With increases in bandwidth (cost of course is another issue) and the rise in dynamic content, there is some really interesting stuff happening in the interactive media space. This is something libraries need to think about. After all, some of the really cool stuff is being created by digital natives and these are our clients of the future.
These digital natives are creating and publishing more and more content, be it at school, university, home, or even the workforce. For example, Melbourne Australia is one of the centres for programmers working with online game software, and they are creating a lot content. This is a young and dynamic workforce, and I suspect there is a lot we can learn from them.
For example, check out the Portable Film Festival. Check out the films, the web site, and see just how young this team is. Given dynamic nature of the medium, it is not surprising that there is a cross over between the interactive media industry and film culture.
So, what role is there for this type of dynamic content in making library interfaces more appealing to digital natives? Should we tag, capture, or preserve this type of content? Is there a role for library portals as a space for showcasing local content and talent? Should / could public library spaces be used as incubators for interactive content generated by the local community?

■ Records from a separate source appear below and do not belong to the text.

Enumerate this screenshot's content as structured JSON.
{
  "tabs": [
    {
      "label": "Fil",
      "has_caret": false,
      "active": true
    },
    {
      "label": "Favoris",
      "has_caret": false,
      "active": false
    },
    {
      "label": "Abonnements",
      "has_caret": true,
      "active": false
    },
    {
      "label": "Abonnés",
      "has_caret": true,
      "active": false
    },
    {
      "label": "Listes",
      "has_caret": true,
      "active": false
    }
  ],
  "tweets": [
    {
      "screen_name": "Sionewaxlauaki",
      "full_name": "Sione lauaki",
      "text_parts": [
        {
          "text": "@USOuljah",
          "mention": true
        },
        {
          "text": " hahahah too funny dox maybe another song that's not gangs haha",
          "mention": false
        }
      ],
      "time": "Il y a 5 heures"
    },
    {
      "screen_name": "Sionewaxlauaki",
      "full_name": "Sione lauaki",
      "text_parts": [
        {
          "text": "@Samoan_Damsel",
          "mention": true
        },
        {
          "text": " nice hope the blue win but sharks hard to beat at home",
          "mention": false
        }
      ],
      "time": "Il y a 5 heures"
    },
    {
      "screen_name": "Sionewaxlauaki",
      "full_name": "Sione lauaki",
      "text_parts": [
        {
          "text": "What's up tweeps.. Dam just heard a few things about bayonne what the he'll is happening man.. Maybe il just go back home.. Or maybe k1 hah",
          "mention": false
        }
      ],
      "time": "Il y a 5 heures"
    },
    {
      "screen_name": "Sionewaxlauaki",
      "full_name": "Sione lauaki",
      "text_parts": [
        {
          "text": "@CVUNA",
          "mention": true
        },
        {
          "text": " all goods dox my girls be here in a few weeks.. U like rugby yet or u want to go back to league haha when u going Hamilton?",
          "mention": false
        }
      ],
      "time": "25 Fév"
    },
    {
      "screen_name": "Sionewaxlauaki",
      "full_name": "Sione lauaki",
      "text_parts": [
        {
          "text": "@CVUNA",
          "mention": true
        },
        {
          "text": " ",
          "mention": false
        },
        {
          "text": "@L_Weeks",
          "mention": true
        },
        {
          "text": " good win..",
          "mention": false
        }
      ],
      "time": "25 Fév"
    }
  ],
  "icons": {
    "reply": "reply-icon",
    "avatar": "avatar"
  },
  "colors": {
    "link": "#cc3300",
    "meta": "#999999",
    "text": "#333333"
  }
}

The Portable Film Festival (now in its third year) is a daily online film channel. How good is that! They (and I quote) profile one great new release each day, every day of the year, plus hunt, tag and collect random great web-based films spotted by Portable Film Festival curators. This is the Portable Film Festival's serious commitment to international screen culture and to broadcasting and distribution models outside of traditional old media channels. Through our site, quality international releases will find audiences online, every day, all year round.